These are some 100 species of beetles, moths and dustlice that have become specialised to survive in a comparatively dry environment. Usually, the moisture content in the product is sufficient for stored product insect survival and reproduction. Additional water is produced chemically by respiration, thus breaking down carbohydrates by producing water, energy and carbon dioxide. This is the main reason why heavily infested goods tend to become moist and hot. The Figure shows that within a month, 20 granary weevils in 200 grams of triticale can increase the moisture content to levels where microbial development commences and leads to a rapid deterioration of grain.
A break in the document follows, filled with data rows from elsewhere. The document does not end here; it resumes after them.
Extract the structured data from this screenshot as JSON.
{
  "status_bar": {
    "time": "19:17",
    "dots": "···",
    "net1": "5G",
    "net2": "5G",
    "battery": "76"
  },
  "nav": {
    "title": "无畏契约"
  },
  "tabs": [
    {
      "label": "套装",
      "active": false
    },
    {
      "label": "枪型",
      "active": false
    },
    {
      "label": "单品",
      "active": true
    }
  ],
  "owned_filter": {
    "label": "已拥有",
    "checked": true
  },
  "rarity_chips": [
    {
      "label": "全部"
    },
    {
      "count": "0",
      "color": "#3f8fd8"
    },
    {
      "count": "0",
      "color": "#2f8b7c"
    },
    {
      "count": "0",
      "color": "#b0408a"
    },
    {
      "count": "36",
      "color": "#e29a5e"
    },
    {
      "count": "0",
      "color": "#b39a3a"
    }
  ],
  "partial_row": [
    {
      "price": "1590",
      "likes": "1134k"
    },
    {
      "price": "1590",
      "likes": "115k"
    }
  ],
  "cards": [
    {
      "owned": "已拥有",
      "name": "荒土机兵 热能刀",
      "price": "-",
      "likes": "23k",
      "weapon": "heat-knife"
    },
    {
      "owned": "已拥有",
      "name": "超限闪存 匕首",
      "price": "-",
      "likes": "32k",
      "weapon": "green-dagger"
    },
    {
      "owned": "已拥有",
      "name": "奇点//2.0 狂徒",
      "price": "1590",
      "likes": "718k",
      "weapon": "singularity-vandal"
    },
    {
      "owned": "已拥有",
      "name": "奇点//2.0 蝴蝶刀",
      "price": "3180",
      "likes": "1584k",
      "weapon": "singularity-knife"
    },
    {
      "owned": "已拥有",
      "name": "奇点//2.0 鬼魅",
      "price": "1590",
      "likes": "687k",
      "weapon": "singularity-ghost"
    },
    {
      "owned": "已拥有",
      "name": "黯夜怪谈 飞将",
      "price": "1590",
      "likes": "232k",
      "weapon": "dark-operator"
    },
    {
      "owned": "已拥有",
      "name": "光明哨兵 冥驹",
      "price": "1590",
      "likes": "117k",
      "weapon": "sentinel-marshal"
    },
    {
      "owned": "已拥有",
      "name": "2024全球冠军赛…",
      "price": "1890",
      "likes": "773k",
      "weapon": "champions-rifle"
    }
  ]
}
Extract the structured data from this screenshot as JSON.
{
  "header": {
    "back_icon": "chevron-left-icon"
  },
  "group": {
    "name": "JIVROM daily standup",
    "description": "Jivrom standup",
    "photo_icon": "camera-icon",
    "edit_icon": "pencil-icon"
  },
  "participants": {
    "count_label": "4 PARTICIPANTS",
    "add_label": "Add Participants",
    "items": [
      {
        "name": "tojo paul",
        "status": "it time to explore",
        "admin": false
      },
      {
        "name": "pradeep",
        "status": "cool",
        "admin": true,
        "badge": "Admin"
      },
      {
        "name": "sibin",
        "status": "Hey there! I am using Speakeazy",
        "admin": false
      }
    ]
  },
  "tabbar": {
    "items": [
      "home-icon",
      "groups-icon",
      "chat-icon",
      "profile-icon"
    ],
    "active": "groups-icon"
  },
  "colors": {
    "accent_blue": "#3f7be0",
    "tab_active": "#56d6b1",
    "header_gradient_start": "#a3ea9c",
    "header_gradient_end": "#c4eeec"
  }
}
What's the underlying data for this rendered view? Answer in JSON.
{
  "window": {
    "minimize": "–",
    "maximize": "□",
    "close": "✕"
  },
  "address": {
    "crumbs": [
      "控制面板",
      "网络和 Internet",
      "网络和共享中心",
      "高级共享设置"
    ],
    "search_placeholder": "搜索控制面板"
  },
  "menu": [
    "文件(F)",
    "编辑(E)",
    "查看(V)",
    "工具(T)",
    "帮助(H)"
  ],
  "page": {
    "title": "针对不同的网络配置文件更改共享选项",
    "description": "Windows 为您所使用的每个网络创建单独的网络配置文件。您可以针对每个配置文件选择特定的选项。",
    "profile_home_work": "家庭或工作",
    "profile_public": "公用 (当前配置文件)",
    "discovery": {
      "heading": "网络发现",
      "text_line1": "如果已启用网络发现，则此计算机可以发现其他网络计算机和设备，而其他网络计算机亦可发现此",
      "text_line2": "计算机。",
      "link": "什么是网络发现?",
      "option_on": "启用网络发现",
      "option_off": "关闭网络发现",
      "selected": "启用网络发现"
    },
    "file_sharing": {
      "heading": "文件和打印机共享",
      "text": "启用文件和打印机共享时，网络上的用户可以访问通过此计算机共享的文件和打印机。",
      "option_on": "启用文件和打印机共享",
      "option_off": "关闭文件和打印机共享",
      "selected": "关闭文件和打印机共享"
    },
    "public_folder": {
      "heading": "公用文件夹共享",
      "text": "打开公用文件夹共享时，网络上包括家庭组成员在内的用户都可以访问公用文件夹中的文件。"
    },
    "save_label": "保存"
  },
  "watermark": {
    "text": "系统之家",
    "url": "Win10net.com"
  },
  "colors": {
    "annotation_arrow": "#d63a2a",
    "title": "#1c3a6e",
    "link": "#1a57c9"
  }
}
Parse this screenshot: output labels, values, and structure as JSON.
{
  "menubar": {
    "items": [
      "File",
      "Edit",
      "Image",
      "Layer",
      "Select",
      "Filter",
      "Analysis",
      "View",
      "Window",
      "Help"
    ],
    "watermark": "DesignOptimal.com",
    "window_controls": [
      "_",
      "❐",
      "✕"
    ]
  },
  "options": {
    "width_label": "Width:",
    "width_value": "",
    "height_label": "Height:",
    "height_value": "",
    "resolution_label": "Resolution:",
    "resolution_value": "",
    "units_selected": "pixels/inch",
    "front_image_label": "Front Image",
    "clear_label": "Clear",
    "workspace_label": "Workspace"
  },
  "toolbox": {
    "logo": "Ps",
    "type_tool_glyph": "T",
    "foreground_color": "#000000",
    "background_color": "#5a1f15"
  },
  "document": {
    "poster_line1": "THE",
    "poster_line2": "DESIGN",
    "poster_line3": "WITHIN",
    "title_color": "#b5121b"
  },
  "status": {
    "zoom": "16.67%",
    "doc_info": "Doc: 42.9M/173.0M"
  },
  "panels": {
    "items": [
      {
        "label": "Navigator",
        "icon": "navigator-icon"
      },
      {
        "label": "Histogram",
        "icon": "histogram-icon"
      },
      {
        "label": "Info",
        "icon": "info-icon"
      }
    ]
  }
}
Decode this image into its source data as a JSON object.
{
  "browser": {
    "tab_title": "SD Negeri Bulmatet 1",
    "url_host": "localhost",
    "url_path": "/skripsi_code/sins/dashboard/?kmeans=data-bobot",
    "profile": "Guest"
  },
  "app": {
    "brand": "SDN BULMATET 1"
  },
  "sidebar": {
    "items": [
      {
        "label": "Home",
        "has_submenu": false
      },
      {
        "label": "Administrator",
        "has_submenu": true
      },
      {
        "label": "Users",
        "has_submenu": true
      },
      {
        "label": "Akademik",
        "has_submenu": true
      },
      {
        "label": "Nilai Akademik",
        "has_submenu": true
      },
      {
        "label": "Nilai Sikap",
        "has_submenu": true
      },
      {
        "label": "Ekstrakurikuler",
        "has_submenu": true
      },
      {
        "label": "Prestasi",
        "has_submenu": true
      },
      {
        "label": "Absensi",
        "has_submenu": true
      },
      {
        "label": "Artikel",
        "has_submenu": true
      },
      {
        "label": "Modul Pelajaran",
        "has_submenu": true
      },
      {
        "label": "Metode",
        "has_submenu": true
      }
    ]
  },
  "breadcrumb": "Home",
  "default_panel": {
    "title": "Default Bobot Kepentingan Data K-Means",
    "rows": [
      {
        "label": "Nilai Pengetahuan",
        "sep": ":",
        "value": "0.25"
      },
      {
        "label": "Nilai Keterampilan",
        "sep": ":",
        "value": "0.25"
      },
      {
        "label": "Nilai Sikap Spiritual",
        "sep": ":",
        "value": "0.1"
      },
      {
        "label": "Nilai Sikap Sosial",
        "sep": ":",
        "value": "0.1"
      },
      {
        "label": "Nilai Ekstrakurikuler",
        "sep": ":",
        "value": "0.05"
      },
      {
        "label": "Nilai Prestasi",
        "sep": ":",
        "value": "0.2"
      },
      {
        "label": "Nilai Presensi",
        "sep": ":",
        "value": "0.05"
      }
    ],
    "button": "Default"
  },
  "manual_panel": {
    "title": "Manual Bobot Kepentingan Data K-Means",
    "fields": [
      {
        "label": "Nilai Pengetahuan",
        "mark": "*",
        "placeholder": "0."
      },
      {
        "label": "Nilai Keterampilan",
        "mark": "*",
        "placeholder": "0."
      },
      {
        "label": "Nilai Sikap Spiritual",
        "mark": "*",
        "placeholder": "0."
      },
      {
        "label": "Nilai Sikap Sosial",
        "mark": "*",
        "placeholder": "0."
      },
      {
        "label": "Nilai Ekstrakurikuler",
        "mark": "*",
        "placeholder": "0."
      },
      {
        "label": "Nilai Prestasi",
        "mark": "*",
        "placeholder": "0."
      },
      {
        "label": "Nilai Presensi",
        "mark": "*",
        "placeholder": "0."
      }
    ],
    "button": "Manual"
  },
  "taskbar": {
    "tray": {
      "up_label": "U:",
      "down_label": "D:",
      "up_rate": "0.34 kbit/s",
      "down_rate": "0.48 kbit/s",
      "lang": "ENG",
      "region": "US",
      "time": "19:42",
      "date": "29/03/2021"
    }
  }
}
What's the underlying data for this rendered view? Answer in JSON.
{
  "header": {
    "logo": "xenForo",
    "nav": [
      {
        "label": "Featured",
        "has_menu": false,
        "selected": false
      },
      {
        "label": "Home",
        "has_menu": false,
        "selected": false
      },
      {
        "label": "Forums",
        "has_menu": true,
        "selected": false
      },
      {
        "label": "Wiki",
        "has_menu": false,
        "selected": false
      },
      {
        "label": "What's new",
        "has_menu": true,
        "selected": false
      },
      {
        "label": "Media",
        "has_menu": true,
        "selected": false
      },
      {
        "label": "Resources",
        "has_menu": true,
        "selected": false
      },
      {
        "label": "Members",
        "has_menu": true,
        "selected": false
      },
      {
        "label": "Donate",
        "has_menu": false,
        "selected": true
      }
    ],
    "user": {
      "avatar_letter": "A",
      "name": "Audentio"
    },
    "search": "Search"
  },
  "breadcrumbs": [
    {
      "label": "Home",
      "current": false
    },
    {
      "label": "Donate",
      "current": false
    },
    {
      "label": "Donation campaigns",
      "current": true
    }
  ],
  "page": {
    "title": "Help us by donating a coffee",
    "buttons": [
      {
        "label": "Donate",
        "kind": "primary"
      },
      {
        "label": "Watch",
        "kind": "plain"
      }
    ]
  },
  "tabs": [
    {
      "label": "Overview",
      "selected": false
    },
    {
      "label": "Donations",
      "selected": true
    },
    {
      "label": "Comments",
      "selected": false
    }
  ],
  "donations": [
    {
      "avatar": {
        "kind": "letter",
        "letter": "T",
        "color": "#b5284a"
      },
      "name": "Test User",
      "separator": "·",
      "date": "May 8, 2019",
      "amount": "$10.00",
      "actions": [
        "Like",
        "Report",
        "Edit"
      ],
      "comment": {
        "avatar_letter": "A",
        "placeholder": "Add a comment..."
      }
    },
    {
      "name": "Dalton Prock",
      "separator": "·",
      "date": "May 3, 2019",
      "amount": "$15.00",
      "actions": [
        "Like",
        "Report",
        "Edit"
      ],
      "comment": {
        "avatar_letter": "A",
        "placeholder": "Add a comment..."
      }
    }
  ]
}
Only in extremely arid climates (relative humidity < 35 %) may grain kernels become so hard (e.g. wheat moisture content < 9 %) that not even stored product insects can attack. The latter are also adapted to detect suitable food and oviposition sites by smell, a point that will be discussed later.